The document, obtained by CNN affiliate KSL, says that in January 2022 Richins “logged into Eric’s life insurance policy (buy/sell) agreement with his business partner and changed them from each other’s beneficiary to her as the only beneficiary.”
The insurance company notified the two men of the change, according to the document, and they were able to change it back.
The detective wrote that, in an interview conducted after Eric Richins’ death, law enforcement learned he had told his family if something were to happen to him, his wife is to blame.
Eric Richins’ sister told the detective the couple had vacationed in Greece a few years earlier and “after his wife gave him a drink, he became violently ill” and called her saying he believed his wife had tried to kill him.
In the 2022 Valentine’s Day incident, Eric Richins became ill after eating a sandwich his wife had made him. “After one bite Eric broke into hives and couldn’t breathe,” the affidavit says. “He used his son’s epi-pen as well as Benadryl before passing out for several hours.”

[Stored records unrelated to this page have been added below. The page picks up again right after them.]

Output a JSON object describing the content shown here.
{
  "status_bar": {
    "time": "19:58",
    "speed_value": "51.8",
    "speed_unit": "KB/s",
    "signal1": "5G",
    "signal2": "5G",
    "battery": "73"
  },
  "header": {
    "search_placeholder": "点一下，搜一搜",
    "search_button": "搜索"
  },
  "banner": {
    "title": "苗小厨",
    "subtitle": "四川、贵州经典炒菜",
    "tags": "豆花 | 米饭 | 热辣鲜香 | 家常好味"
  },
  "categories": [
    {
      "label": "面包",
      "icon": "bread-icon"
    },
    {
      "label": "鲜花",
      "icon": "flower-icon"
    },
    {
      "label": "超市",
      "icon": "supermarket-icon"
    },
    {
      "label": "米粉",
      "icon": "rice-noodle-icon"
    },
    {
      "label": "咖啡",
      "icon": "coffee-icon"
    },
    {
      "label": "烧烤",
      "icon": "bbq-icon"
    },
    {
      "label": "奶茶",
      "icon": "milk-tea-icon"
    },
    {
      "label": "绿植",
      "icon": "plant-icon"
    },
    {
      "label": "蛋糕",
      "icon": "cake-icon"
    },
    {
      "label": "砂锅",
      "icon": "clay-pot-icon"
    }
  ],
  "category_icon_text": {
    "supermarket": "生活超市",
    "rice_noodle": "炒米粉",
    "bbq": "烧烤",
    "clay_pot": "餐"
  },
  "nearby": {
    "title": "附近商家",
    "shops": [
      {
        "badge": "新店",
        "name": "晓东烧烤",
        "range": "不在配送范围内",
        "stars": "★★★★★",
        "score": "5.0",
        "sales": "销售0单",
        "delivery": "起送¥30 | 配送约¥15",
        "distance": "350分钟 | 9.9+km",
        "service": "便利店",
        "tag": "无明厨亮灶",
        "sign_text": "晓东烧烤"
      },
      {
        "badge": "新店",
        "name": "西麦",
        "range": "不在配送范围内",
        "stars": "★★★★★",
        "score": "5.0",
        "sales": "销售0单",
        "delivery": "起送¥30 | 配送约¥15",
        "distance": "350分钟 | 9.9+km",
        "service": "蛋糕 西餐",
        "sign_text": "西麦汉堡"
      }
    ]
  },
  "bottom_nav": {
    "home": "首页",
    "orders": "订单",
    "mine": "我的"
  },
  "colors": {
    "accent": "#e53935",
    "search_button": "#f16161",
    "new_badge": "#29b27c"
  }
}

Eric Richins reportedly called his business partner about the incident when he woke up.
Prior to his death, Eric Richins had changed his personal life insurance policy to make his sister the beneficiary without his wife’s knowledge. “He was looking into a divorce and wanted his kids taken care of,” the affidavit says.
His family told the detective the couple had argued over a $2 million real estate investment. According to the affidavit, Eric Richins was planning to tell his wife he wouldn’t sign the papers to make the purchase and the day after his death, she signed the closing papers on her own.
According to a spokesperson for the Summit County Jail, Kouri Richins is being held without bail.
Her detention hearing is set for today.